Stored data:
=-=-=

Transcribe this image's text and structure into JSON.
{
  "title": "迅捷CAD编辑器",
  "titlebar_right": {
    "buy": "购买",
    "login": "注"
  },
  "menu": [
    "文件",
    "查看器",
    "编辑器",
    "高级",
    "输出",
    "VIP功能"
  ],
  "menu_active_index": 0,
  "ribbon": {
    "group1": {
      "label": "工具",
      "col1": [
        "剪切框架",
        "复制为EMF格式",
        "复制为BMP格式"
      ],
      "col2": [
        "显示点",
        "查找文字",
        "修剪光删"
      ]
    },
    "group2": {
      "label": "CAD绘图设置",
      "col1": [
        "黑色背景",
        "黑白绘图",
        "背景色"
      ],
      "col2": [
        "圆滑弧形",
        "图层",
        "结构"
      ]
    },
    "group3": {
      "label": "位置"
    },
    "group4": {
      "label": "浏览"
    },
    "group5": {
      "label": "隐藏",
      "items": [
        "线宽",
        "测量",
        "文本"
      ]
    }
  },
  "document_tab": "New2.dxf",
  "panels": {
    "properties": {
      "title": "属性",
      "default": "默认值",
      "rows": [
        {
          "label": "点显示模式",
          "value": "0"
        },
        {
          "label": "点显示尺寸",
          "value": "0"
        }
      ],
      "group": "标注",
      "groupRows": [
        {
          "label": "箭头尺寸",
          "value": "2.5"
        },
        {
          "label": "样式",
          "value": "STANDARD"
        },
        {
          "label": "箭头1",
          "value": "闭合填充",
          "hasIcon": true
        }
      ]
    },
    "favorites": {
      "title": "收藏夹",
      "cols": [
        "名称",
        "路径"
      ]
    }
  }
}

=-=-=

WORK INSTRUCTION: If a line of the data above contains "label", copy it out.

EXERCISE RESULT:
      "label": "工具",
      "label": "CAD绘图设置",
      "label": "位置"
      "label": "浏览"
      "label": "隐藏",
          "label": "点显示模式",
          "label": "点显示尺寸",
          "label": "箭头尺寸",
          "label": "样式",
          "label": "箭头1",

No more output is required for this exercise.